And so, says Chrysostom, “Let no one go away hungry. Partake, all, of the cup of faith. Enjoy all the riches of God’s goodness! Let no one grieve at her poverty, for the universal kingdom has been revealed. Let no one mourn that he has fallen again and again; for forgiveness has risen from the grave.”
Surely, these unabashed words of reassurance are a message we long to hear just now: affirmation that out of the rubble of our broken society, a new justice and integrity will arise. Encouragement that out of our dreams that have been eclipsed by economic hardship or physical loss, new opportunities will emerge. Confidence that out of the illness and death that surround us so pervasively on all sides, life will prevail.

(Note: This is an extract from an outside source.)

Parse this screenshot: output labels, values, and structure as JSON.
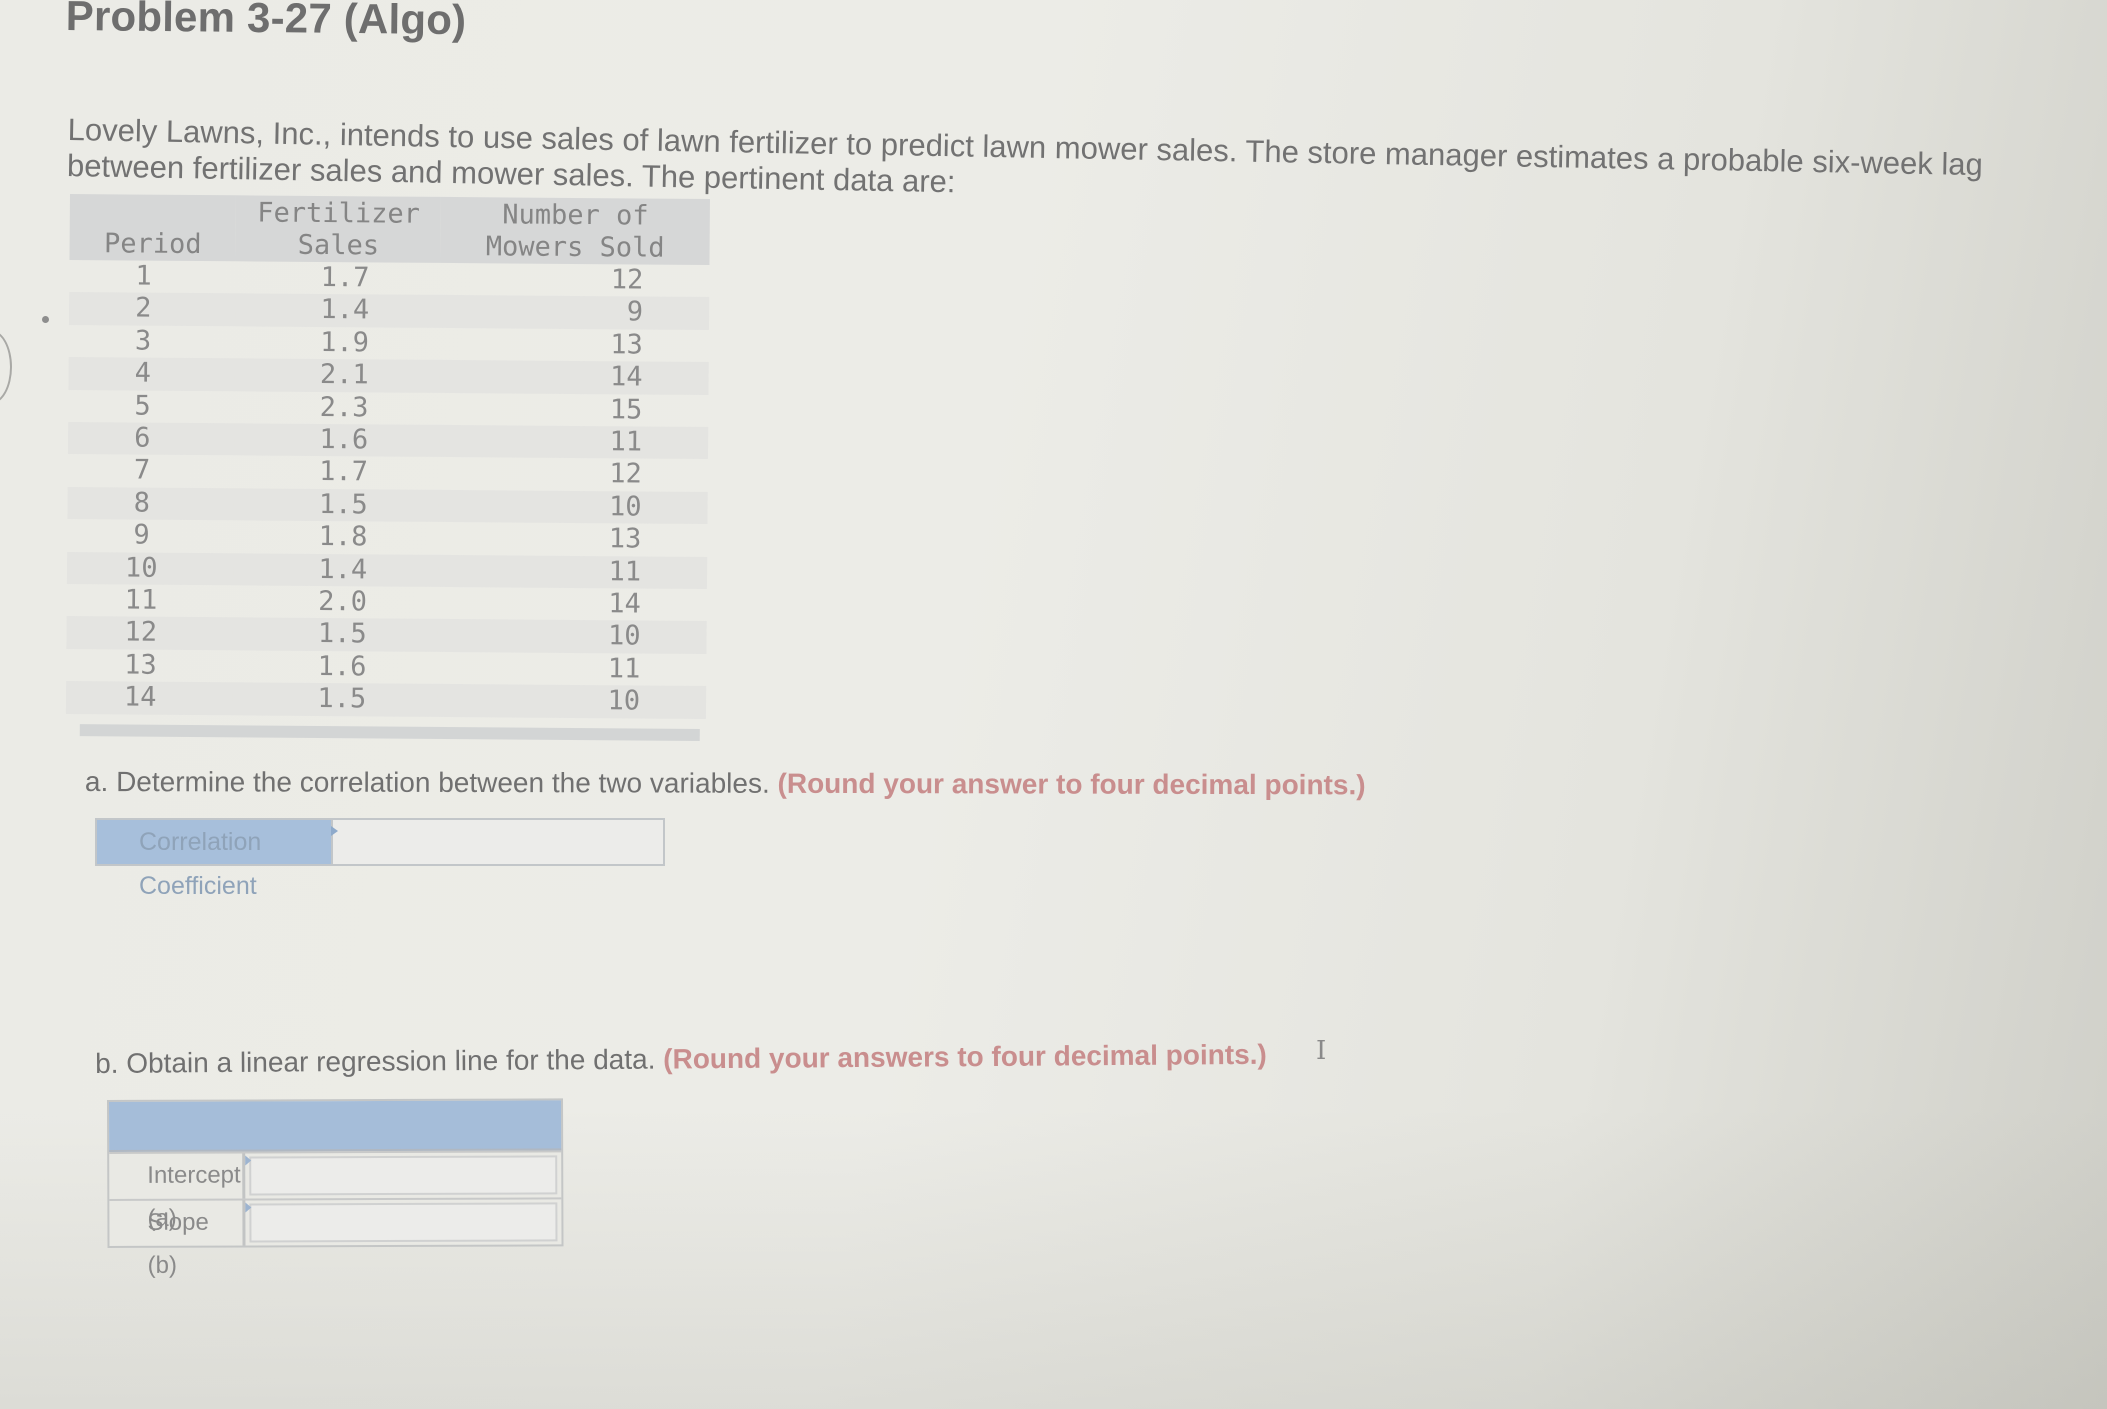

Chrysostom imagined the source of such encouragement this way: in his physical death, Jesus descended to the place of the dead itself, and brought with him into those shadowy regions the inexhaustible life through which all things were created. In the person of Jesus, life invaded death. Love squared off with hate. Mercy faced down violence. And the result? Life, love and mercy emerged triumphant, and the powers of darkness crumpled under the shear stress of the encounter.

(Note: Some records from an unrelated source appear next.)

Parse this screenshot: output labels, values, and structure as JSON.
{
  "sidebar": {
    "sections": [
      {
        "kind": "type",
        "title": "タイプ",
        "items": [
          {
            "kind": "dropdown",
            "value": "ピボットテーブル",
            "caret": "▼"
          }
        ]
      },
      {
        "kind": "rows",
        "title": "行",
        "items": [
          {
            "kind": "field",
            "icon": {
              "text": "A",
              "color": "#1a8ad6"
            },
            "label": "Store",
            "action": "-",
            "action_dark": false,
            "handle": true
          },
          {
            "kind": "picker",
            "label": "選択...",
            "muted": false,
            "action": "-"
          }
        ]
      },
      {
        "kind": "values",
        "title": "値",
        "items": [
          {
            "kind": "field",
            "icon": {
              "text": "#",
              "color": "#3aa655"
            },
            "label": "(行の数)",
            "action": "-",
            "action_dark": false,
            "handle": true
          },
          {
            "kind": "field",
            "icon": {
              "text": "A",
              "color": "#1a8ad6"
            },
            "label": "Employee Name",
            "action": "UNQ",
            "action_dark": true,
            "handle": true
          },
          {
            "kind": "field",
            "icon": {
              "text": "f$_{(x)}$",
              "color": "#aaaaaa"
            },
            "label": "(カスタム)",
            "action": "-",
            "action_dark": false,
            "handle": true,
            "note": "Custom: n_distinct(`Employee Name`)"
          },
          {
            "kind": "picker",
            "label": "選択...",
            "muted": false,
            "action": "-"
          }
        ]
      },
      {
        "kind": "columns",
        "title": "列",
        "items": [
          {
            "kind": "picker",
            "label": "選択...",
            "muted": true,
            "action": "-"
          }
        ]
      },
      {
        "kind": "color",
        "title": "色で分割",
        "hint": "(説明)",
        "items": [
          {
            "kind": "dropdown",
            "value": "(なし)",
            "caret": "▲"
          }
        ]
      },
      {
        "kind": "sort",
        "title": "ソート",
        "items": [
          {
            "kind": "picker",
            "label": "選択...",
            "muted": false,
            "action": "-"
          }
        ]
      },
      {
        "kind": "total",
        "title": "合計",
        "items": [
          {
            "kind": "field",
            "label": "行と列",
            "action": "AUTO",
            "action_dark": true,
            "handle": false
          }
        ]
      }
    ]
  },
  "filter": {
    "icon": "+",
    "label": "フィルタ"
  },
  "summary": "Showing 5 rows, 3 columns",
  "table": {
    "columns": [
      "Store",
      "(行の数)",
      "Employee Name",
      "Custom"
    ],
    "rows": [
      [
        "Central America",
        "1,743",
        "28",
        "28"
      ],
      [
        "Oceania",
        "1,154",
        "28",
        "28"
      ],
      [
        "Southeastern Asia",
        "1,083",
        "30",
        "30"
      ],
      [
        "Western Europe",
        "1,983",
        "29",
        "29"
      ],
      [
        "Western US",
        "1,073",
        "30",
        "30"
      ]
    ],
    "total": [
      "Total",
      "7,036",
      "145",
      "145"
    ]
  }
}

And so, as that 4th century preacher said in his Easter homily, “Let no one fear death [any longer], for the Death of our Savior has set us free. He has destroyed it by enduring it. He destroyed Hell when He descended into it. He put it into chaos even as it tasted of His flesh. … Hell was in an uproar because it was done away with. It was in an uproar because it was mocked. It was in an uproar, for it was destroyed. It is in an uproar, for it is annihilated. It is in an uproar, for it is now made captive. Hell took a body, and discovered God. It took earth, and encountered Heaven. … O death, where is thy sting? O Hell, where is thy victory? Christ is Risen, and you, O death, are destroyed! Christ is Risen, and the evil ones are cast down! Christ is Risen, and the angels rejoice! Christ is Risen, and life is liberated! Christ is Risen, and the tomb is emptied of its dead; for Christ having risen from the dead, is become the first-fruits of those who have fallen asleep. To Him be Glory and Power forever and ever!”
No wonder, then, that when Mary Magdalene and the other Mary came to the tomb on Easter morning to mourn Jesus, and instead encountered an angel who told them, “He is not here, for he has been raised,” they went away with both great fear … and great joy. May that peace and joy also be with you this day. Amen.